- Beads and carriers: These are components that hold the draught-proofing strips in place. Beads are often installed on the window sashes, while carriers are fixed to the window frames.
- Brush strips: These are attached to the meeting rails (where the two window panels meet) to prevent drafts from entering through the top and bottom of the window.
- Fixing screws/nails: These are used to secure the draught-proofing strips, beads, carriers, and brush strips in place.
Proper installation of these materials can also help in reducing noise pollution and enhance overall insulation in the house.
Costs of Draught-Proofing
The choice of your approach will determine the expenses incurred for sealing your sash windows against drafts.
Self-adhesive weatherstrips are priced at approximately £5-£6 for a 5-meter roll, whereas self-adhesive brush pile carriers, measuring 2.2 meters, can be obtained for as low as £1.40.
As per the Energy Saving Trust, a comprehensive professional draught proofing service for your entire house could amount to approximately £225. (This estimation is based on a standard semi-detached property in England, Scotland, or Wales.)
What is the best draft proofing for sash windows?
The best draft proofing for sash windows typically involves using weatherstripping and draught excluders. These can be installed around the window frame and sashes to prevent cold air from entering and warm air from escaping.
Are sash windows draughty?
Traditional sash windows, especially older ones, are often prone to drafts due to their design and ageing components. Gaps between the sashes and frames can allow drafts to enter, making them draughty without proper maintenance.
Are modern sash windows drafty?

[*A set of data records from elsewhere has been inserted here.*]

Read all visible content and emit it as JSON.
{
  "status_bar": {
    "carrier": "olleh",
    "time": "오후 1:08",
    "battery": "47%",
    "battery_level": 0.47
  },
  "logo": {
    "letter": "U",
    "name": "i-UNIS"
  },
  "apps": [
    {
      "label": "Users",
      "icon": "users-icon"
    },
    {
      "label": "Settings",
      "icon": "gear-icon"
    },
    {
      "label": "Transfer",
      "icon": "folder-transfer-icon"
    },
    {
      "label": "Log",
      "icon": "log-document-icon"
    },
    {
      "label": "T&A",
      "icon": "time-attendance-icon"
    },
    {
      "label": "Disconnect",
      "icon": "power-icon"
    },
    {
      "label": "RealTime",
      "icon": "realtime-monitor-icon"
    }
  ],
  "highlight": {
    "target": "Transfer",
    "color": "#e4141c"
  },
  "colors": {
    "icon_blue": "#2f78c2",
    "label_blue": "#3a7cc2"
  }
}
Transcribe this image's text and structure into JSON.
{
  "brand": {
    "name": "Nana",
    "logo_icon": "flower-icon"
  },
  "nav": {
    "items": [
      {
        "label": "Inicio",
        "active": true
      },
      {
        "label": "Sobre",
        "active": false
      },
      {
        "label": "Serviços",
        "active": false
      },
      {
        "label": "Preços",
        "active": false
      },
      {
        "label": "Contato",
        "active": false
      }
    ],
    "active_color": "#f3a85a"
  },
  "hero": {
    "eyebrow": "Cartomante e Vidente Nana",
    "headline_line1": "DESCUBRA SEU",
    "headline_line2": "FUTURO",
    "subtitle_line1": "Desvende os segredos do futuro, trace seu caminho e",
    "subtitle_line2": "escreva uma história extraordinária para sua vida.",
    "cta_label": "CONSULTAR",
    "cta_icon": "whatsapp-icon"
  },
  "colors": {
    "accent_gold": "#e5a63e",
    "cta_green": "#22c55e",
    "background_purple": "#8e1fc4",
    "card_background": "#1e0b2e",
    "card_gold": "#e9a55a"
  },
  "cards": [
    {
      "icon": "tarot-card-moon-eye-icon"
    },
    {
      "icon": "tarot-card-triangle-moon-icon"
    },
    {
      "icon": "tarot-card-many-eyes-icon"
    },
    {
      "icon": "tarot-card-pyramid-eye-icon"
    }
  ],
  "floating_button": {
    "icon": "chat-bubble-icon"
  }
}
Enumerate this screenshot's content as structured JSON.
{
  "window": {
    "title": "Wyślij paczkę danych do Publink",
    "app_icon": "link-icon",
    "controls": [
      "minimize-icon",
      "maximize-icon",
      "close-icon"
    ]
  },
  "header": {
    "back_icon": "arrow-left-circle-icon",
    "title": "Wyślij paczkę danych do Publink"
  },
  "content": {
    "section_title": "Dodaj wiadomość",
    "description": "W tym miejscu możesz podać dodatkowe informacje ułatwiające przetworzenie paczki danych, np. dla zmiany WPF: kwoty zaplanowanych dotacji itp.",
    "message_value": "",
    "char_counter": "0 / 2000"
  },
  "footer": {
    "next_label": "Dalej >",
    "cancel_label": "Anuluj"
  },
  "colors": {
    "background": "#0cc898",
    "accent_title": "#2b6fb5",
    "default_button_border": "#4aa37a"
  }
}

Modern sash windows are designed with better insulation and materials, reducing the likelihood of drafts. However, if not properly installed or sealed, they can still develop drafts over time. Regular maintenance is key to ensuring their efficiency.